Phoebe Snow (born Phoebe Ann Laub; b. 7/17/50 – d. 4/26/11) was born in New York City and raised in a musical household in which Delta blues, Broadway show tunes, Dixieland jazz, classical music, and folk music recordings were played around the clock. Her father, Merrill Laub, an exterminator by trade, had an encyclopedic knowledge of American film and theater and was also an avid collector and restorer of antiques. Her mother, Lili Laub, was a dance teacher who had performed with the Martha Graham group. She was Jewish.
Phoebe was an American singer-songwriter and guitarist, known for her hit 1975 songs “Poetry Man” and “Harpo’s Blues” and her credited guest vocals backing Paul Simon on “Gone at Last.” She was described by The New York Times as a “contralto grounded in a bluesy growl and capable of sweeping over four octaves.” Snow also sang numerous commercial jingles for many U.S. products during the 1980s and 1990s, including General Foods International Coffees, Salon Selectives, and Stouffer’s. Snow experienced success in Australia in the late 1970s and early 1980s with five top 100 albums in that territory.
Studio albums = 12
Compilation albums = 4
Songs with other artists = 40
Compilations with other artists = 9
Some things to share:
Her stage name came from an early 1900s fictional character featured in Delaware, Lackawanna and Western Railroad ads. In painted and later photographic print images, the young woman ‘Phoebe Snow’ was dressed all in white to emphasize the cleanliness of the line’s passenger trains. (Lackawanna’s locomotives at the time burned anthracite coal which created less soot than bituminous coal.)
Between 1975 and 1978 Snow was married to Phil Kearns (who later came out as gay). She had a daughter, Valerie Rose, who was born with severe brain damage. Snow resolved not to institutionalize Valerie, and cared for her at home until Valerie died on March 19, 2007, at the age of 31. Snow’s efforts to care for Valerie nearly ended her career. She continued to take voice lessons, and she studied opera informally.
In Phoebe’s later years she embraced Buddhism.

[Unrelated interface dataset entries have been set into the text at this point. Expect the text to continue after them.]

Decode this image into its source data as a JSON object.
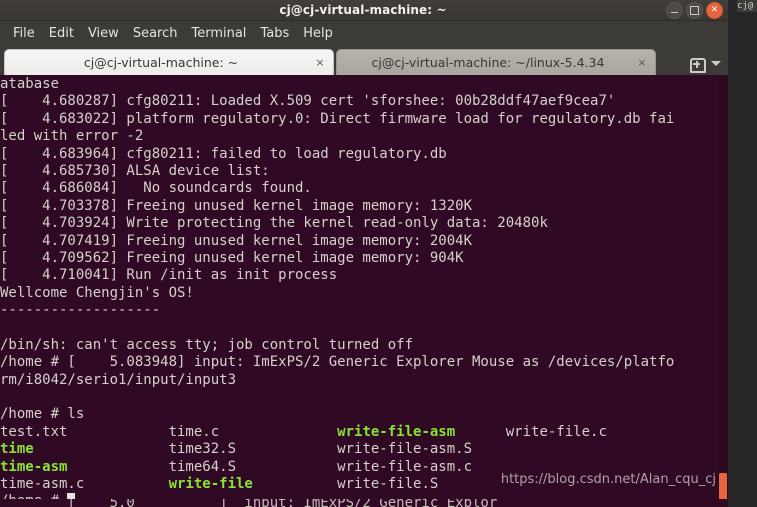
{
  "window": {
    "title": "cj@cj-virtual-machine: ~",
    "buttons": {
      "minimize": "minimize-button",
      "maximize": "maximize-button",
      "close_label": "✕"
    }
  },
  "menubar": {
    "items": [
      {
        "label": "File"
      },
      {
        "label": "Edit"
      },
      {
        "label": "View"
      },
      {
        "label": "Search"
      },
      {
        "label": "Terminal"
      },
      {
        "label": "Tabs"
      },
      {
        "label": "Help"
      }
    ]
  },
  "tabs": {
    "items": [
      {
        "label": "cj@cj-virtual-machine: ~",
        "close_label": "×",
        "active": true
      },
      {
        "label": "cj@cj-virtual-machine: ~/linux-5.4.34",
        "close_label": "×",
        "active": false
      }
    ],
    "new_tab_label": "New Tab",
    "menu_label": "Tab list"
  },
  "terminal": {
    "colors": {
      "background": "#300a24",
      "foreground": "#d6d0cc",
      "green_bold": "#8ae234",
      "cursor": "#e8e4e0",
      "scrollbar_thumb": "#e8663d"
    },
    "lines": [
      "atabase",
      "[    4.680287] cfg80211: Loaded X.509 cert 'sforshee: 00b28ddf47aef9cea7'",
      "[    4.683022] platform regulatory.0: Direct firmware load for regulatory.db fai",
      "led with error -2",
      "[    4.683964] cfg80211: failed to load regulatory.db",
      "[    4.685730] ALSA device list:",
      "[    4.686084]   No soundcards found.",
      "[    4.703378] Freeing unused kernel image memory: 1320K",
      "[    4.703924] Write protecting the kernel read-only data: 20480k",
      "[    4.707419] Freeing unused kernel image memory: 2004K",
      "[    4.709562] Freeing unused kernel image memory: 904K",
      "[    4.710041] Run /init as init process",
      "Wellcome Chengjin's OS!",
      "-------------------",
      "",
      "/bin/sh: can't access tty; job control turned off",
      "/home # [    5.083948] input: ImExPS/2 Generic Explorer Mouse as /devices/platfo",
      "rm/i8042/serio1/input/input3",
      "",
      "/home # ls"
    ],
    "ls_output": {
      "rows": [
        [
          {
            "text": "test.txt",
            "color": "white"
          },
          {
            "text": "time.c",
            "color": "white"
          },
          {
            "text": "write-file-asm",
            "color": "green"
          },
          {
            "text": "write-file.c",
            "color": "white"
          }
        ],
        [
          {
            "text": "time",
            "color": "green"
          },
          {
            "text": "time32.S",
            "color": "white"
          },
          {
            "text": "write-file-asm.S",
            "color": "white"
          },
          {
            "text": "",
            "color": "white"
          }
        ],
        [
          {
            "text": "time-asm",
            "color": "green"
          },
          {
            "text": "time64.S",
            "color": "white"
          },
          {
            "text": "write-file-asm.c",
            "color": "white"
          },
          {
            "text": "",
            "color": "white"
          }
        ],
        [
          {
            "text": "time-asm.c",
            "color": "white"
          },
          {
            "text": "write-file",
            "color": "green"
          },
          {
            "text": "write-file.S",
            "color": "white"
          },
          {
            "text": "",
            "color": "white"
          }
        ]
      ]
    },
    "prompt": "/home # ",
    "cursor_visible": true
  },
  "background_window": {
    "bottom_strip_text": "        [    5.0          ]  input: ImExPS/2 Generic Explor",
    "topright_text": "cj@"
  },
  "watermark": {
    "text": "https://blog.csdn.net/Alan_cqu_cj"
  }
}
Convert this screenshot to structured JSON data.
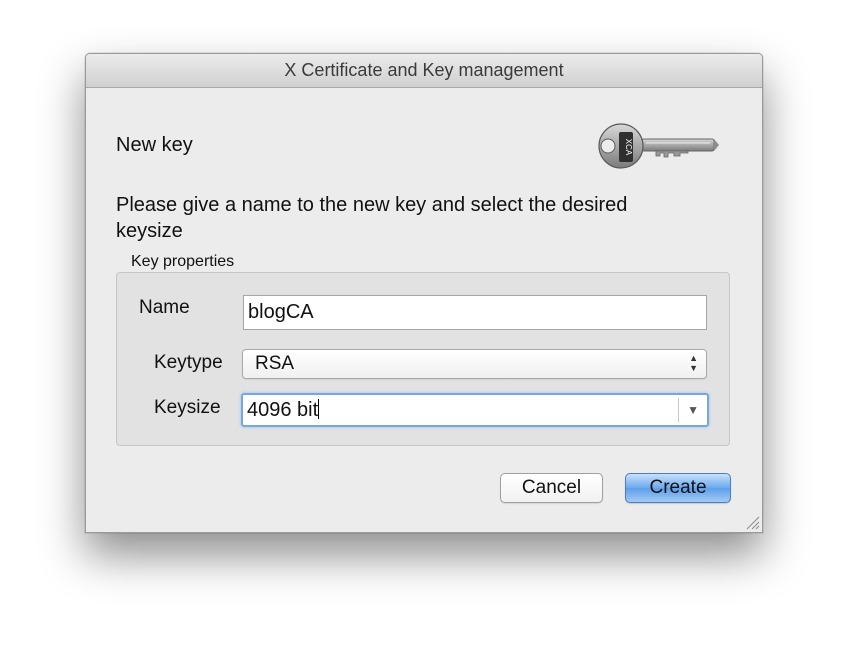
{
  "window": {
    "title": "X Certificate and Key management"
  },
  "page": {
    "title": "New key",
    "instruction": "Please give a name to the new key and select the desired keysize",
    "logo_icon": "key-icon"
  },
  "group": {
    "label": "Key properties",
    "name": {
      "label": "Name",
      "value": "blogCA"
    },
    "keytype": {
      "label": "Keytype",
      "value": "RSA"
    },
    "keysize": {
      "label": "Keysize",
      "value": "4096 bit"
    }
  },
  "buttons": {
    "cancel": "Cancel",
    "create": "Create"
  },
  "colors": {
    "accent": "#5d9fe9",
    "focus_ring": "#78a7e0",
    "window_bg": "#ececec"
  }
}
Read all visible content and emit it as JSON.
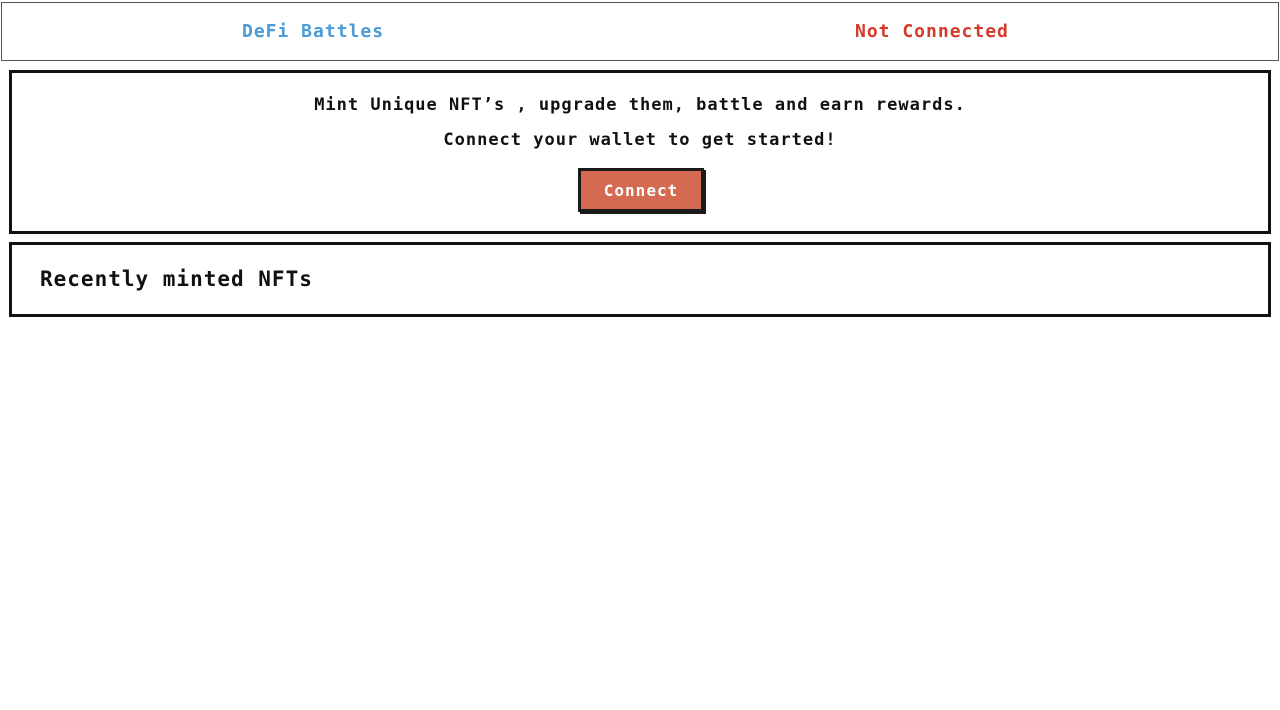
{
  "header": {
    "brand": "DeFi Battles",
    "status": "Not Connected"
  },
  "hero": {
    "line1": "Mint Unique NFT’s , upgrade them, battle and earn rewards.",
    "line2": "Connect your wallet to get started!",
    "connect_label": "Connect"
  },
  "recent": {
    "title": "Recently minted NFTs"
  },
  "colors": {
    "brand": "#4a9bd6",
    "status_error": "#d23a2a",
    "button": "#d46a52"
  }
}
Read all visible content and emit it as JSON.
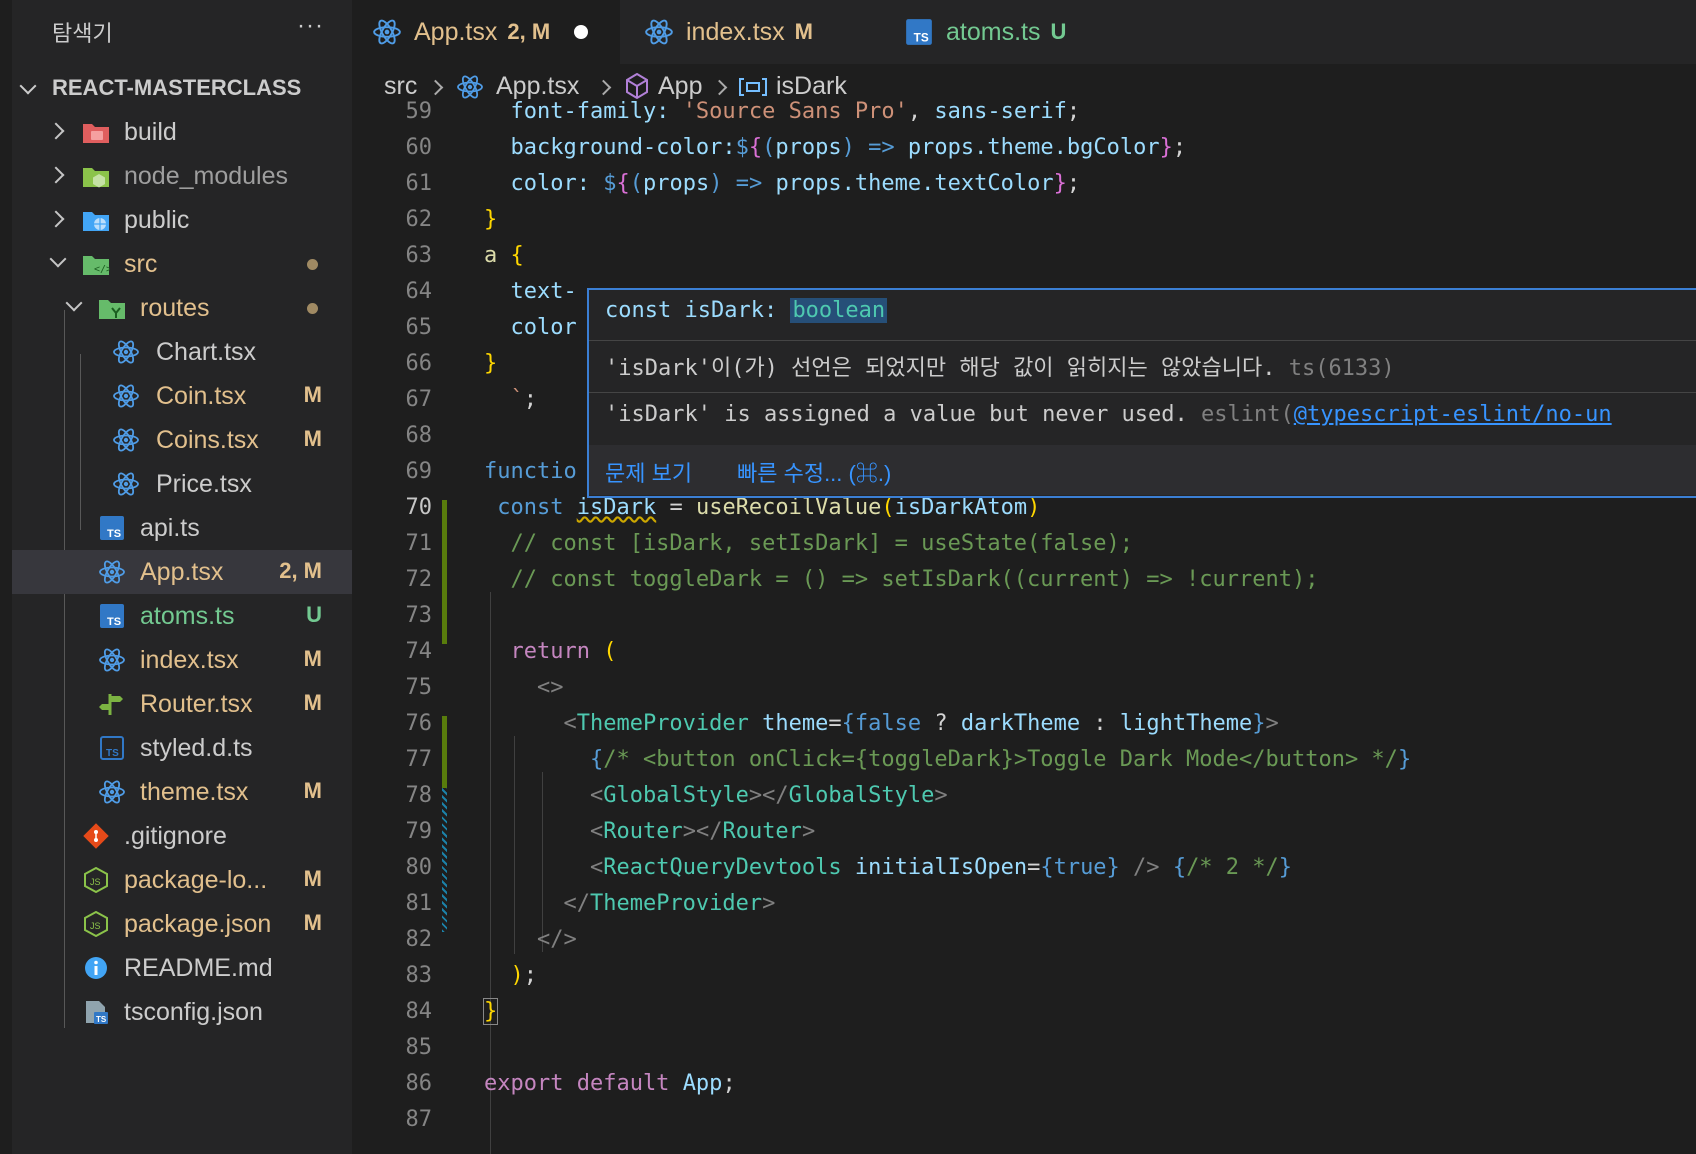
{
  "sidebar": {
    "title": "탐색기",
    "more": "···",
    "root": "REACT-MASTERCLASS",
    "items": [
      {
        "name": "build",
        "badge": "",
        "icon": "folder-build-icon"
      },
      {
        "name": "node_modules",
        "badge": "",
        "icon": "folder-node-icon"
      },
      {
        "name": "public",
        "badge": "",
        "icon": "folder-public-icon"
      },
      {
        "name": "src",
        "badge": "",
        "icon": "folder-src-icon"
      },
      {
        "name": "routes",
        "badge": "",
        "icon": "folder-routes-icon"
      },
      {
        "name": "Chart.tsx",
        "badge": "",
        "icon": "react-icon"
      },
      {
        "name": "Coin.tsx",
        "badge": "M",
        "icon": "react-icon"
      },
      {
        "name": "Coins.tsx",
        "badge": "M",
        "icon": "react-icon"
      },
      {
        "name": "Price.tsx",
        "badge": "",
        "icon": "react-icon"
      },
      {
        "name": "api.ts",
        "badge": "",
        "icon": "typescript-icon"
      },
      {
        "name": "App.tsx",
        "badge": "2, M",
        "icon": "react-icon"
      },
      {
        "name": "atoms.ts",
        "badge": "U",
        "icon": "typescript-icon"
      },
      {
        "name": "index.tsx",
        "badge": "M",
        "icon": "react-icon"
      },
      {
        "name": "Router.tsx",
        "badge": "M",
        "icon": "router-icon"
      },
      {
        "name": "styled.d.ts",
        "badge": "",
        "icon": "typescript-def-icon"
      },
      {
        "name": "theme.tsx",
        "badge": "M",
        "icon": "react-icon"
      },
      {
        "name": ".gitignore",
        "badge": "",
        "icon": "git-icon"
      },
      {
        "name": "package-lo...",
        "badge": "M",
        "icon": "nodejs-icon"
      },
      {
        "name": "package.json",
        "badge": "M",
        "icon": "nodejs-icon"
      },
      {
        "name": "README.md",
        "badge": "",
        "icon": "info-icon"
      },
      {
        "name": "tsconfig.json",
        "badge": "",
        "icon": "tsconfig-icon"
      }
    ]
  },
  "tabs": [
    {
      "name": "App.tsx",
      "badge": "2, M",
      "icon": "react-icon"
    },
    {
      "name": "index.tsx",
      "badge": "M",
      "icon": "react-icon"
    },
    {
      "name": "atoms.ts",
      "badge": "U",
      "icon": "typescript-icon"
    }
  ],
  "breadcrumb": [
    "src",
    "App.tsx",
    "App",
    "isDark"
  ],
  "line_numbers": [
    "59",
    "60",
    "61",
    "62",
    "63",
    "64",
    "65",
    "66",
    "67",
    "68",
    "69",
    "70",
    "71",
    "72",
    "73",
    "74",
    "75",
    "76",
    "77",
    "78",
    "79",
    "80",
    "81",
    "82",
    "83",
    "84",
    "85",
    "86",
    "87"
  ],
  "hover": {
    "signature_prefix": "const isDark: ",
    "signature_type": "boolean",
    "message_ko": "'isDark'이(가) 선언은 되었지만 해당 값이 읽히지는 않았습니다.",
    "code_ko": "ts(6133)",
    "message_en": "'isDark' is assigned a value but never used.",
    "code_en_prefix": "eslint(",
    "code_en_link": "@typescript-eslint/no-un",
    "action_view": "문제 보기",
    "action_fix": "빠른 수정... (⌘.)"
  },
  "colors": {
    "modified": "#e2c08d",
    "untracked": "#73c991",
    "git_added": "#587c0c",
    "accent": "#3b7fd4"
  }
}
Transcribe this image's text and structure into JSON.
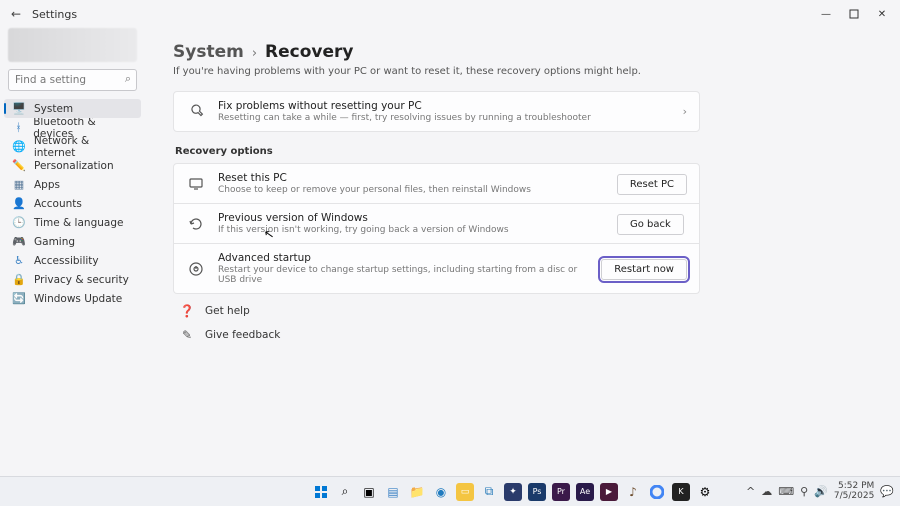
{
  "window": {
    "title": "Settings",
    "controls": {
      "min": "—",
      "max": "▢",
      "close": "✕"
    }
  },
  "sidebar": {
    "search_placeholder": "Find a setting",
    "items": [
      {
        "icon": "🖥️",
        "label": "System",
        "color": "#4a90d9",
        "selected": true
      },
      {
        "icon": "ᚼ",
        "label": "Bluetooth & devices",
        "color": "#3b82c4"
      },
      {
        "icon": "🌐",
        "label": "Network & internet",
        "color": "#4a7aa5"
      },
      {
        "icon": "✏️",
        "label": "Personalization",
        "color": "#c98b3e"
      },
      {
        "icon": "▦",
        "label": "Apps",
        "color": "#5a7a9a"
      },
      {
        "icon": "👤",
        "label": "Accounts",
        "color": "#6a6a6a"
      },
      {
        "icon": "🕒",
        "label": "Time & language",
        "color": "#c98b3e"
      },
      {
        "icon": "🎮",
        "label": "Gaming",
        "color": "#4aa56a"
      },
      {
        "icon": "♿",
        "label": "Accessibility",
        "color": "#3b82c4"
      },
      {
        "icon": "🔒",
        "label": "Privacy & security",
        "color": "#6a6a6a"
      },
      {
        "icon": "🔄",
        "label": "Windows Update",
        "color": "#c98b3e"
      }
    ]
  },
  "breadcrumb": {
    "parent": "System",
    "current": "Recovery"
  },
  "subtitle": "If you're having problems with your PC or want to reset it, these recovery options might help.",
  "topcard": {
    "title": "Fix problems without resetting your PC",
    "desc": "Resetting can take a while — first, try resolving issues by running a troubleshooter"
  },
  "section_label": "Recovery options",
  "options": [
    {
      "title": "Reset this PC",
      "desc": "Choose to keep or remove your personal files, then reinstall Windows",
      "button": "Reset PC",
      "focused": false
    },
    {
      "title": "Previous version of Windows",
      "desc": "If this version isn't working, try going back a version of Windows",
      "button": "Go back",
      "focused": false
    },
    {
      "title": "Advanced startup",
      "desc": "Restart your device to change startup settings, including starting from a disc or USB drive",
      "button": "Restart now",
      "focused": true
    }
  ],
  "help": [
    {
      "label": "Get help"
    },
    {
      "label": "Give feedback"
    }
  ],
  "taskbar": {
    "time": "5:52 PM",
    "date": "7/5/2025"
  }
}
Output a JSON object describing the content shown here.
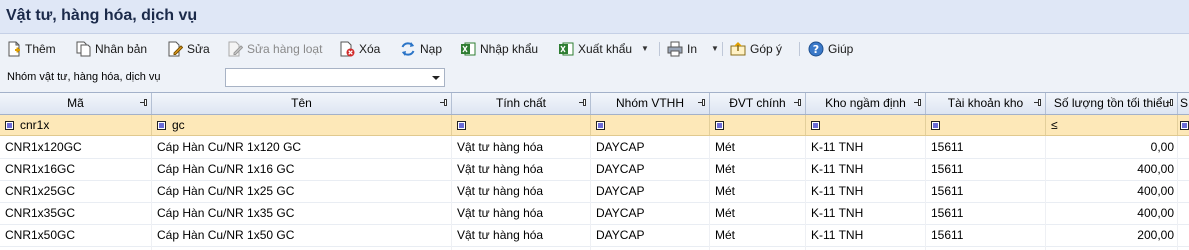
{
  "title": "Vật tư, hàng hóa, dịch vụ",
  "toolbar": {
    "add": "Thêm",
    "duplicate": "Nhân bản",
    "edit": "Sửa",
    "bulk_edit": "Sửa hàng loạt",
    "delete": "Xóa",
    "reload": "Nạp",
    "import": "Nhập khẩu",
    "export": "Xuất khẩu",
    "print": "In",
    "feedback": "Góp ý",
    "help": "Giúp"
  },
  "filter": {
    "label": "Nhóm vật tư, hàng hóa, dịch vụ",
    "value": ""
  },
  "columns": [
    "Mã",
    "Tên",
    "Tính chất",
    "Nhóm VTHH",
    "ĐVT chính",
    "Kho ngầm định",
    "Tài khoản kho",
    "Số lượng tồn tối thiểu",
    "S"
  ],
  "filter_row": {
    "code": "cnr1x",
    "name": "gc",
    "min_qty_op": "≤"
  },
  "rows": [
    {
      "code": "CNR1x120GC",
      "name": "Cáp Hàn Cu/NR 1x120 GC",
      "nature": "Vật tư hàng hóa",
      "group": "DAYCAP",
      "unit": "Mét",
      "warehouse": "K-11 TNH",
      "account": "15611",
      "min_qty": "0,00"
    },
    {
      "code": "CNR1x16GC",
      "name": "Cáp Hàn Cu/NR 1x16 GC",
      "nature": "Vật tư hàng hóa",
      "group": "DAYCAP",
      "unit": "Mét",
      "warehouse": "K-11 TNH",
      "account": "15611",
      "min_qty": "400,00"
    },
    {
      "code": "CNR1x25GC",
      "name": "Cáp Hàn Cu/NR 1x25 GC",
      "nature": "Vật tư hàng hóa",
      "group": "DAYCAP",
      "unit": "Mét",
      "warehouse": "K-11 TNH",
      "account": "15611",
      "min_qty": "400,00"
    },
    {
      "code": "CNR1x35GC",
      "name": "Cáp Hàn Cu/NR 1x35 GC",
      "nature": "Vật tư hàng hóa",
      "group": "DAYCAP",
      "unit": "Mét",
      "warehouse": "K-11 TNH",
      "account": "15611",
      "min_qty": "400,00"
    },
    {
      "code": "CNR1x50GC",
      "name": "Cáp Hàn Cu/NR 1x50 GC",
      "nature": "Vật tư hàng hóa",
      "group": "DAYCAP",
      "unit": "Mét",
      "warehouse": "K-11 TNH",
      "account": "15611",
      "min_qty": "200,00"
    }
  ]
}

She suffered a cerebral hemorrhage on January 19, 2010, and slipped into a coma, enduring bouts of blood clots, pneumonia and congestive heart failure. She died on April 26, 2011, at age 60 in Edison, New Jersey.
Official website: here